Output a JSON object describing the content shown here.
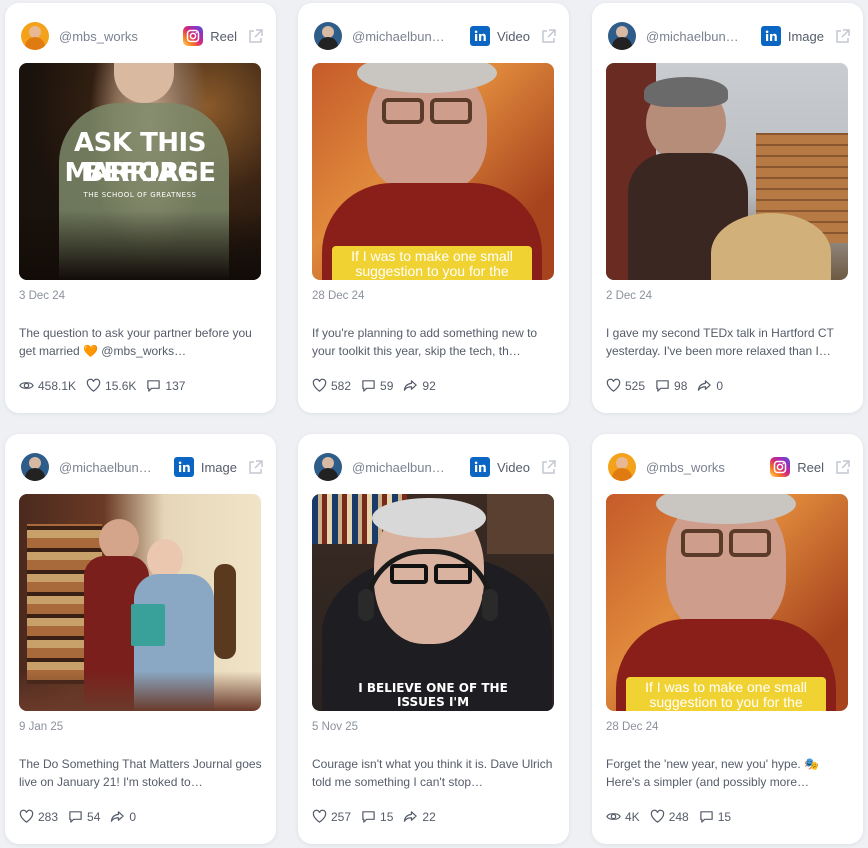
{
  "colors": {
    "instagram": "#d62976",
    "linkedin": "#0a66c2",
    "subtitle_yellow": "#f1d233"
  },
  "posts": [
    {
      "handle": "@mbs_works",
      "platform": "Reel",
      "platform_icon": "instagram-icon",
      "media_overlay": {
        "line1": "ASK THIS BEFORE",
        "line2": "MARRIAGE",
        "small": "THE SCHOOL OF GREATNESS"
      },
      "date": "3 Dec 24",
      "caption": "The question to ask your partner before you get married 🧡 @mbs_works…",
      "stats": [
        {
          "icon": "eye-icon",
          "value": "458.1K"
        },
        {
          "icon": "heart-icon",
          "value": "15.6K"
        },
        {
          "icon": "comment-icon",
          "value": "137"
        }
      ]
    },
    {
      "handle": "@michaelbun…",
      "platform": "Video",
      "platform_icon": "linkedin-icon",
      "media_subtitle": "If I was to make one small suggestion to you for the",
      "date": "28 Dec 24",
      "caption": "If you're planning to add something new to your toolkit this year, skip the tech, th…",
      "stats": [
        {
          "icon": "heart-icon",
          "value": "582"
        },
        {
          "icon": "comment-icon",
          "value": "59"
        },
        {
          "icon": "share-icon",
          "value": "92"
        }
      ]
    },
    {
      "handle": "@michaelbun…",
      "platform": "Image",
      "platform_icon": "linkedin-icon",
      "date": "2 Dec 24",
      "caption": "I gave my second TEDx talk in Hartford CT yesterday. I've been more relaxed than I…",
      "stats": [
        {
          "icon": "heart-icon",
          "value": "525"
        },
        {
          "icon": "comment-icon",
          "value": "98"
        },
        {
          "icon": "share-icon",
          "value": "0"
        }
      ]
    },
    {
      "handle": "@michaelbun…",
      "platform": "Image",
      "platform_icon": "linkedin-icon",
      "date": "9 Jan 25",
      "caption": "The Do Something That Matters Journal goes live on January 21! I'm stoked to…",
      "stats": [
        {
          "icon": "heart-icon",
          "value": "283"
        },
        {
          "icon": "comment-icon",
          "value": "54"
        },
        {
          "icon": "share-icon",
          "value": "0"
        }
      ]
    },
    {
      "handle": "@michaelbun…",
      "platform": "Video",
      "platform_icon": "linkedin-icon",
      "media_caption": "I BELIEVE ONE OF THE ISSUES I'M",
      "date": "5 Nov 25",
      "caption": "Courage isn't what you think it is. Dave Ulrich told me something I can't stop…",
      "stats": [
        {
          "icon": "heart-icon",
          "value": "257"
        },
        {
          "icon": "comment-icon",
          "value": "15"
        },
        {
          "icon": "share-icon",
          "value": "22"
        }
      ]
    },
    {
      "handle": "@mbs_works",
      "platform": "Reel",
      "platform_icon": "instagram-icon",
      "media_subtitle": "If I was to make one small suggestion to you for the",
      "date": "28 Dec 24",
      "caption": "Forget the 'new year, new you' hype. 🎭 Here's a simpler (and possibly more…",
      "stats": [
        {
          "icon": "eye-icon",
          "value": "4K"
        },
        {
          "icon": "heart-icon",
          "value": "248"
        },
        {
          "icon": "comment-icon",
          "value": "15"
        }
      ]
    }
  ]
}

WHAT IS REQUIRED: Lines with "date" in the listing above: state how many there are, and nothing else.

PROBLEM SOLUTION: 6